Activity> Before anything else, copy every record below exactly as it stands.

Data for this exercise>
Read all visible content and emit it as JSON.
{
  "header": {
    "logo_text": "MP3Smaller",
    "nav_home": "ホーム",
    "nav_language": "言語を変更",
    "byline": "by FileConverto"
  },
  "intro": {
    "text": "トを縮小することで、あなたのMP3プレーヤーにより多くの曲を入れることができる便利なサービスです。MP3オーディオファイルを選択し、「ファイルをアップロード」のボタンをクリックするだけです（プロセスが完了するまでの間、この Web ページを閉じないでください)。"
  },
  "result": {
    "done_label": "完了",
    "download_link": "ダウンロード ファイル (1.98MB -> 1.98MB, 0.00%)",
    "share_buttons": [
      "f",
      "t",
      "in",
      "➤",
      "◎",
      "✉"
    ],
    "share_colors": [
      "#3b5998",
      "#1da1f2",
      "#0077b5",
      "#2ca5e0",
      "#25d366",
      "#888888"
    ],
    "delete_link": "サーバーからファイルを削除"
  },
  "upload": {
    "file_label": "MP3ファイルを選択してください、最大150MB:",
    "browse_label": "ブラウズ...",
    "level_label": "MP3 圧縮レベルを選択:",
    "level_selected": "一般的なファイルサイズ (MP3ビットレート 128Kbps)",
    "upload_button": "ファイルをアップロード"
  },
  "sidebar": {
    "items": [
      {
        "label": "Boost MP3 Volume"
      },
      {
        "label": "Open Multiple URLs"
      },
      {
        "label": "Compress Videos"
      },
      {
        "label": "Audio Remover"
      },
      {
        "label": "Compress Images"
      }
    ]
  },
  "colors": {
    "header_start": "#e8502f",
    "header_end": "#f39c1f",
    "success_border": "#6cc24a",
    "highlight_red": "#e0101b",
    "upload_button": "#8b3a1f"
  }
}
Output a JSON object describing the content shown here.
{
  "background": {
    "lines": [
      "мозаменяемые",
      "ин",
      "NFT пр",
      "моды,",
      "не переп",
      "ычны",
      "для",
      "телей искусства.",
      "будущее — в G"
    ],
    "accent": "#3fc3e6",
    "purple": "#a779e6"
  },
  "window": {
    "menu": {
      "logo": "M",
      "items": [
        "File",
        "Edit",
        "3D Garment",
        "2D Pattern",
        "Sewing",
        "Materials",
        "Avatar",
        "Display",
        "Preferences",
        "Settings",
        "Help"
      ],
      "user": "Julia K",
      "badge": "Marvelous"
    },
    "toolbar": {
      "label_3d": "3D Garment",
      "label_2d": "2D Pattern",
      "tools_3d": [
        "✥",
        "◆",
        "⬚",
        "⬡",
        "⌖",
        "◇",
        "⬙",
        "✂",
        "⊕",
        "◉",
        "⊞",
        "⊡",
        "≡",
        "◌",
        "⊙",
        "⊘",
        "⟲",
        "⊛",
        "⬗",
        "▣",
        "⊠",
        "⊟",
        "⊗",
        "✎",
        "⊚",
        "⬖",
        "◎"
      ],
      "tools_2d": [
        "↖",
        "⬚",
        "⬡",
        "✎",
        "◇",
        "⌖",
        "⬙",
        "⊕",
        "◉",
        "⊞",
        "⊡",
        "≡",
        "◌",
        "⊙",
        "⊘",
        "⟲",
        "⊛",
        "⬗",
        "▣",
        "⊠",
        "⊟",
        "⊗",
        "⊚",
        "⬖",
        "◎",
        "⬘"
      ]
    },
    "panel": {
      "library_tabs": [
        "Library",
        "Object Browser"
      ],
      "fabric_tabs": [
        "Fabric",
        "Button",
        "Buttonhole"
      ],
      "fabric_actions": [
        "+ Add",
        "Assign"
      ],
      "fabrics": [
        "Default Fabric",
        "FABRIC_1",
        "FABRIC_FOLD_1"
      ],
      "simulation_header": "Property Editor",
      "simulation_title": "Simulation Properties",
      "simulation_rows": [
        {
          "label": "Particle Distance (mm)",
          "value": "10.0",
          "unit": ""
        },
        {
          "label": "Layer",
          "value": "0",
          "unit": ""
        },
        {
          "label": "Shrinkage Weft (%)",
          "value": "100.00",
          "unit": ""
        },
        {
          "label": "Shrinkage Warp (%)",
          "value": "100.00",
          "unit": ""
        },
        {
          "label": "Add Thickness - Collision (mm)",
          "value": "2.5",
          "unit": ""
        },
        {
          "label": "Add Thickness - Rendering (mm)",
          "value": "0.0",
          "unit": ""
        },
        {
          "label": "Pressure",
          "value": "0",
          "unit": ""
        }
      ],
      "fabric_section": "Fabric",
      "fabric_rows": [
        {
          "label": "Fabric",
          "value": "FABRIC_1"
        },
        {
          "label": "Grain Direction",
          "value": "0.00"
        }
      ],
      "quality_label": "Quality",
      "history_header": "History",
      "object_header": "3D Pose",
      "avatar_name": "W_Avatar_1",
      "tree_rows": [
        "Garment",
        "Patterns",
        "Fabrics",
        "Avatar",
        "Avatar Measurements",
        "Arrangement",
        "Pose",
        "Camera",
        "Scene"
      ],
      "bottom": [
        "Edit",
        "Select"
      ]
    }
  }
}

Task answer>
Read all visible content and emit it as JSON.
{
  "header": {
    "logo_text": "MP3Smaller",
    "nav_home": "ホーム",
    "nav_language": "言語を変更",
    "byline": "by FileConverto"
  },
  "intro": {
    "text": "トを縮小することで、あなたのMP3プレーヤーにより多くの曲を入れることができる便利なサービスです。MP3オーディオファイルを選択し、「ファイルをアップロード」のボタンをクリックするだけです（プロセスが完了するまでの間、この Web ページを閉じないでください)。"
  },
  "result": {
    "done_label": "完了",
    "download_link": "ダウンロード ファイル (1.98MB -> 1.98MB, 0.00%)",
    "share_buttons": [
      "f",
      "t",
      "in",
      "➤",
      "◎",
      "✉"
    ],
    "share_colors": [
      "#3b5998",
      "#1da1f2",
      "#0077b5",
      "#2ca5e0",
      "#25d366",
      "#888888"
    ],
    "delete_link": "サーバーからファイルを削除"
  },
  "upload": {
    "file_label": "MP3ファイルを選択してください、最大150MB:",
    "browse_label": "ブラウズ...",
    "level_label": "MP3 圧縮レベルを選択:",
    "level_selected": "一般的なファイルサイズ (MP3ビットレート 128Kbps)",
    "upload_button": "ファイルをアップロード"
  },
  "sidebar": {
    "items": [
      {
        "label": "Boost MP3 Volume"
      },
      {
        "label": "Open Multiple URLs"
      },
      {
        "label": "Compress Videos"
      },
      {
        "label": "Audio Remover"
      },
      {
        "label": "Compress Images"
      }
    ]
  },
  "colors": {
    "header_start": "#e8502f",
    "header_end": "#f39c1f",
    "success_border": "#6cc24a",
    "highlight_red": "#e0101b",
    "upload_button": "#8b3a1f"
  }
}
Output a JSON object describing the content shown here.
{
  "background": {
    "lines": [
      "мозаменяемые",
      "ин",
      "NFT пр",
      "моды,",
      "не переп",
      "ычны",
      "для",
      "телей искусства.",
      "будущее — в G"
    ],
    "accent": "#3fc3e6",
    "purple": "#a779e6"
  },
  "window": {
    "menu": {
      "logo": "M",
      "items": [
        "File",
        "Edit",
        "3D Garment",
        "2D Pattern",
        "Sewing",
        "Materials",
        "Avatar",
        "Display",
        "Preferences",
        "Settings",
        "Help"
      ],
      "user": "Julia K",
      "badge": "Marvelous"
    },
    "toolbar": {
      "label_3d": "3D Garment",
      "label_2d": "2D Pattern",
      "tools_3d": [
        "✥",
        "◆",
        "⬚",
        "⬡",
        "⌖",
        "◇",
        "⬙",
        "✂",
        "⊕",
        "◉",
        "⊞",
        "⊡",
        "≡",
        "◌",
        "⊙",
        "⊘",
        "⟲",
        "⊛",
        "⬗",
        "▣",
        "⊠",
        "⊟",
        "⊗",
        "✎",
        "⊚",
        "⬖",
        "◎"
      ],
      "tools_2d": [
        "↖",
        "⬚",
        "⬡",
        "✎",
        "◇",
        "⌖",
        "⬙",
        "⊕",
        "◉",
        "⊞",
        "⊡",
        "≡",
        "◌",
        "⊙",
        "⊘",
        "⟲",
        "⊛",
        "⬗",
        "▣",
        "⊠",
        "⊟",
        "⊗",
        "⊚",
        "⬖",
        "◎",
        "⬘"
      ]
    },
    "panel": {
      "library_tabs": [
        "Library",
        "Object Browser"
      ],
      "fabric_tabs": [
        "Fabric",
        "Button",
        "Buttonhole"
      ],
      "fabric_actions": [
        "+ Add",
        "Assign"
      ],
      "fabrics": [
        "Default Fabric",
        "FABRIC_1",
        "FABRIC_FOLD_1"
      ],
      "simulation_header": "Property Editor",
      "simulation_title": "Simulation Properties",
      "simulation_rows": [
        {
          "label": "Particle Distance (mm)",
          "value": "10.0",
          "unit": ""
        },
        {
          "label": "Layer",
          "value": "0",
          "unit": ""
        },
        {
          "label": "Shrinkage Weft (%)",
          "value": "100.00",
          "unit": ""
        },
        {
          "label": "Shrinkage Warp (%)",
          "value": "100.00",
          "unit": ""
        },
        {
          "label": "Add Thickness - Collision (mm)",
          "value": "2.5",
          "unit": ""
        },
        {
          "label": "Add Thickness - Rendering (mm)",
          "value": "0.0",
          "unit": ""
        },
        {
          "label": "Pressure",
          "value": "0",
          "unit": ""
        }
      ],
      "fabric_section": "Fabric",
      "fabric_rows": [
        {
          "label": "Fabric",
          "value": "FABRIC_1"
        },
        {
          "label": "Grain Direction",
          "value": "0.00"
        }
      ],
      "quality_label": "Quality",
      "history_header": "History",
      "object_header": "3D Pose",
      "avatar_name": "W_Avatar_1",
      "tree_rows": [
        "Garment",
        "Patterns",
        "Fabrics",
        "Avatar",
        "Avatar Measurements",
        "Arrangement",
        "Pose",
        "Camera",
        "Scene"
      ],
      "bottom": [
        "Edit",
        "Select"
      ]
    }
  }
}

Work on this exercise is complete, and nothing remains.